As Japan is planning to allocate billions to help its manufacturers shift production out of China, U.S. Sen. Tom Cotton (R-Ark.) on Thursday predicted that there will be more a greater exodus “as the world turns against China” amid the CCP Virus (coronavirus) pandemic. 

Japanese companies will receive funding from the country’s record economic stimulus package—220 billion yen (US$2.2 billion) to bring production back home due to the devastating effects of the pandemic that emanated from the Hubei Province in China.

The budget includes 220 billion yen (US$2 billion) for companies shifting production back to Japan and 23.5 billion yen for those seeking to relocate to other countries, according to South China Morning Post.

For a long time, China has been Japan’s biggest trading partner. Before the virus outbreak, Chinese leader Xi Jinping had planned a state visit to Japan in early April, the first in a decade, for a celebration of friendlier ties between the two nations. The visit has not been rescheduled due to the spread of the virus and it may not be rescheduled anytime soon given Japan’s decision to move business out of China.

At a briefing in Beijing on April 8, Foreign Ministry spokesman Zhao Lijian said, “We are doing our best to resume economic development.” He spread the conspiracy theory that U.S. soldiers brought the CCP Virus to Wuhan. “In this process, we hope other countries will act like China and take proper measures to ensure the world economy will be impacted as little as possible and ensure that supply chains are impacted as little as possible.”

President Donald Trump in August 2019, ordered U.S. firms to “immediately start looking for an alternative to China” and build more products in the United States when he announced taxes on Chinese imports as punishment for allegedly stealing intellectual property from U.S. companies. 

Following the president’s decision to raise tariffs and his order, dozens of executives have signaled plans to further diversify their supply chains, including Hasbro, Walmart suppliers, and furniture retailer Lovesac. Now, in the aftermath of the pandemic, more U.S. companies will be leaving China, according to a new report released by global manufacturing consulting firm Kearney.

“Three decades ago, U.S. producers began manufacturing and sourcing in China for one reason: costs. The trade war brought a second dimension more fully into the equation―risk―as tariffs and the threat of disrupted China imports prompted companies to weigh surety of supply more fully alongside costs. COVID-19 brings a third dimension more fully into the mix­, and arguably to the fore: resilience―the ability to foresee and adapt to unforeseen systemic shocks,” said Patrick Van den Bossche, Kearney partner and co-author of the report.

On Capital Hill, Cotton has already taken action.

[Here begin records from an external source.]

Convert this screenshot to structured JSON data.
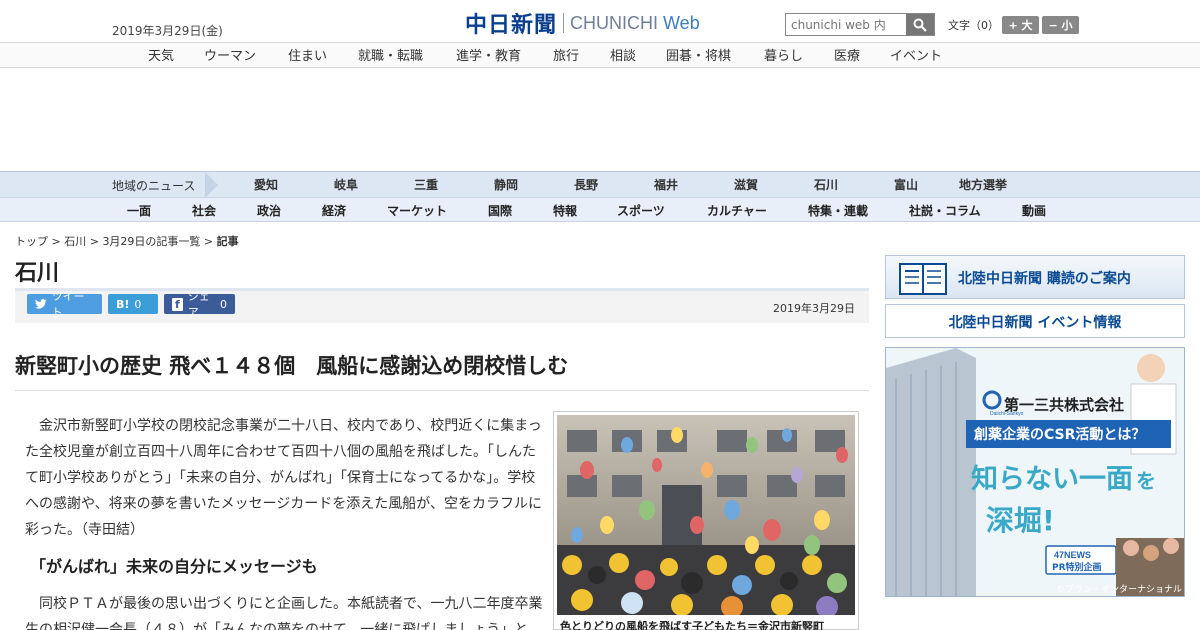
{
  "header": {
    "date": "2019年3月29日(金)",
    "logo_kanji": "中日新聞",
    "logo_roman": "CHUNICHI",
    "logo_web": "Web",
    "search_placeholder": "chunichi web 内",
    "font_size_label": "文字（0）",
    "font_plus": "+ 大",
    "font_minus": "− 小"
  },
  "nav_top": [
    "天気",
    "ウーマン",
    "住まい",
    "就職・転職",
    "進学・教育",
    "旅行",
    "相談",
    "囲碁・将棋",
    "暮らし",
    "医療",
    "イベント"
  ],
  "region": {
    "label": "地域のニュース",
    "items": [
      "愛知",
      "岐阜",
      "三重",
      "静岡",
      "長野",
      "福井",
      "滋賀",
      "石川",
      "富山",
      "地方選挙"
    ]
  },
  "categories": [
    "一面",
    "社会",
    "政治",
    "経済",
    "マーケット",
    "国際",
    "特報",
    "スポーツ",
    "カルチャー",
    "特集・連載",
    "社説・コラム",
    "動画"
  ],
  "breadcrumb": {
    "top": "トップ",
    "pref": "石川",
    "list": "3月29日の記事一覧",
    "current": "記事"
  },
  "section_title": "石川",
  "share": {
    "tweet": "ツイート",
    "hatena_label": "B!",
    "hatena_count": "0",
    "facebook": "シェア",
    "facebook_count": "0"
  },
  "article": {
    "date": "2019年3月29日",
    "headline": "新竪町小の歴史 飛べ１４８個　風船に感謝込め閉校惜しむ",
    "lead": "金沢市新竪町小学校の閉校記念事業が二十八日、校内であり、校門近くに集まった全校児童が創立百四十八周年に合わせて百四十八個の風船を飛ばした。「しんたて町小学校ありがとう」「未来の自分、がんばれ」「保育士になってるかな」。学校への感謝や、将来の夢を書いたメッセージカードを添えた風船が、空をカラフルに彩った。（寺田結）",
    "subhead": "「がんばれ」未来の自分にメッセージも",
    "body": "同校ＰＴＡが最後の思い出づくりにと企画した。本紙読者で、一九八二年度卒業生の相沢健一会長（４８）が「みんなの夢をのせて、一緒に飛ばしましょう」と",
    "photo_caption": "色とりどりの風船を飛ばす子どもたち＝金沢市新竪町"
  },
  "sidebar": {
    "banner1": "北陸中日新聞 購読のご案内",
    "banner2": "北陸中日新聞 イベント情報",
    "ad": {
      "company": "第一三共株式会社",
      "company_small": "Daiichi-Sankyo",
      "tagline": "創薬企業のCSR活動とは？",
      "headline_1": "知らない一面",
      "headline_2": "を",
      "headline_3": "深堀!",
      "badge_1": "47NEWS",
      "badge_2": "PR特別企画",
      "credit": "©プラン・インターナショナル"
    }
  }
}
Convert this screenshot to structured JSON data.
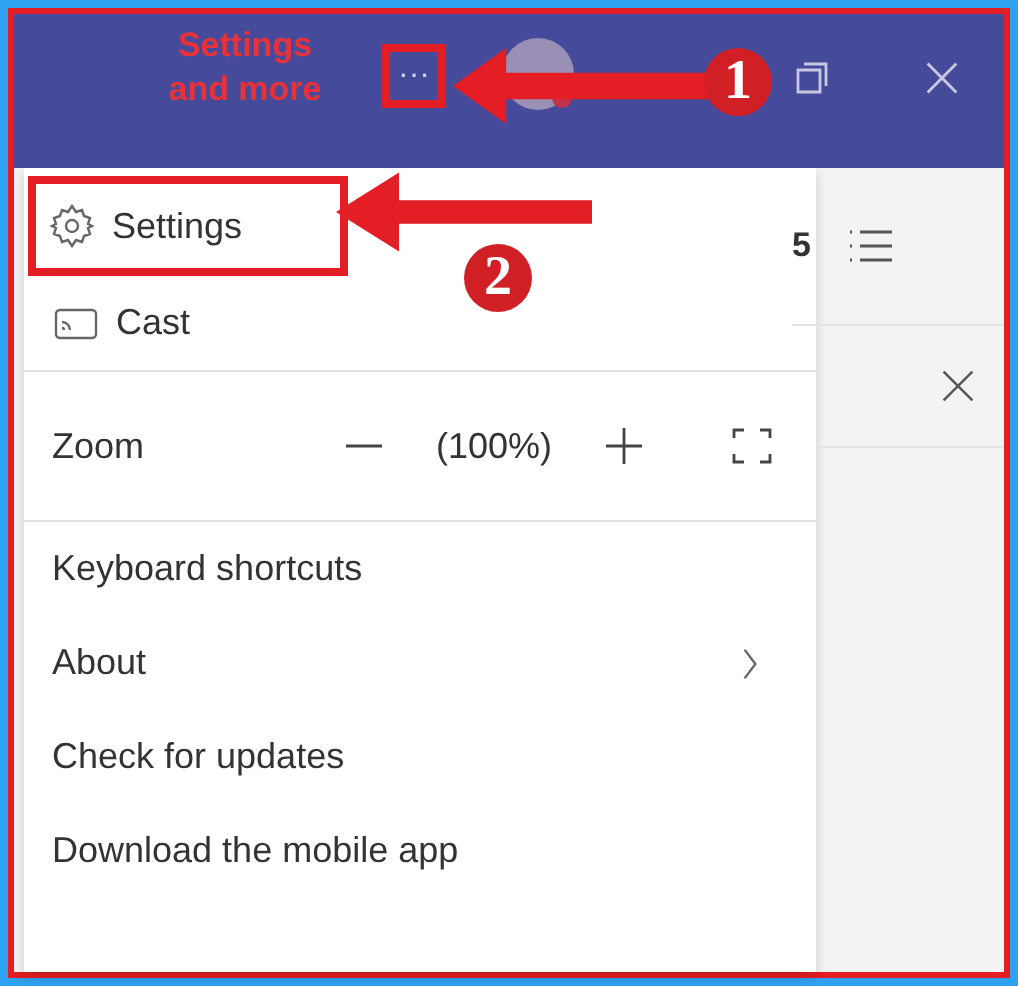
{
  "title_bar": {
    "menu_button": "···"
  },
  "background": {
    "count": "5"
  },
  "menu": {
    "items": [
      {
        "kind": "gear",
        "label": "Settings",
        "highlighted": true
      },
      {
        "kind": "cast",
        "label": "Cast",
        "highlighted": false
      },
      {
        "kind": "zoom",
        "label": "Zoom",
        "value": "(100%)"
      },
      {
        "kind": "plain",
        "label": "Keyboard shortcuts"
      },
      {
        "kind": "chevron",
        "label": "About"
      },
      {
        "kind": "plain",
        "label": "Check for updates"
      },
      {
        "kind": "plain",
        "label": "Download the mobile app"
      }
    ]
  },
  "annotations": [
    {
      "text": "Settings and more",
      "number": "1"
    },
    {
      "number": "2"
    }
  ]
}
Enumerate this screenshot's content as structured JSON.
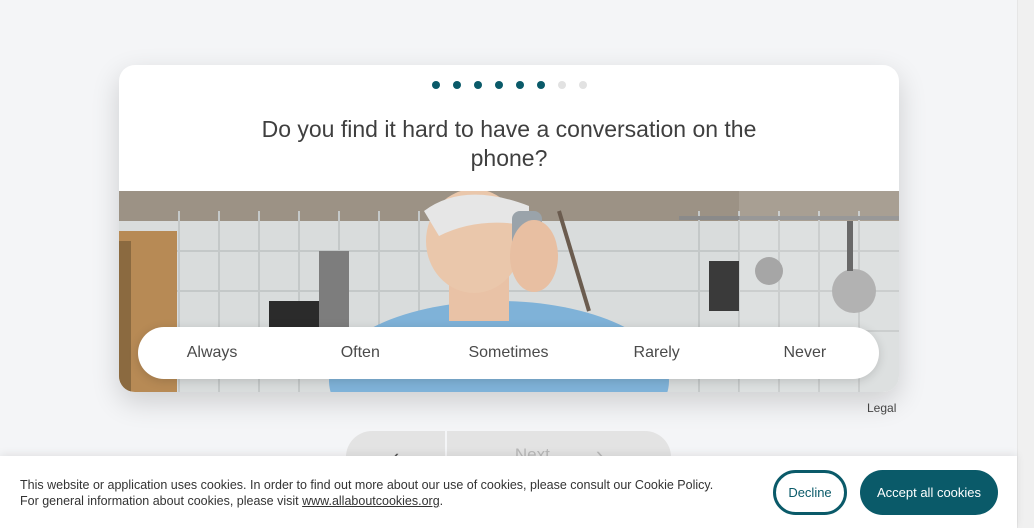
{
  "progress": {
    "total_steps": 8,
    "completed_steps": 6,
    "active_color": "#0a5a69",
    "inactive_color": "#e2e2e2"
  },
  "question": {
    "text": "Do you find it hard to have a conversation on the phone?"
  },
  "image": {
    "description_icon": "woman-on-phone-photo"
  },
  "answers": [
    {
      "label": "Always"
    },
    {
      "label": "Often"
    },
    {
      "label": "Sometimes"
    },
    {
      "label": "Rarely"
    },
    {
      "label": "Never"
    }
  ],
  "footer": {
    "legal_label": "Legal"
  },
  "navigation": {
    "back_icon": "chevron-left-icon",
    "back_glyph": "‹",
    "next_label": "Next",
    "next_glyph": "›"
  },
  "cookie_banner": {
    "text_part1": "This website or application uses cookies. In order to find out more about our use of cookies, please consult our Cookie Policy. For general information about cookies, please visit ",
    "link_label": "www.allaboutcookies.org",
    "text_part2": ".",
    "decline_label": "Decline",
    "accept_label": "Accept all cookies",
    "brand_color": "#0a5a69"
  }
}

In March, Cotton and Rep. Mike Gallagher (R-Wis.) introduced a bill to end U.S. dependence on China for pharmaceutical manufacturing.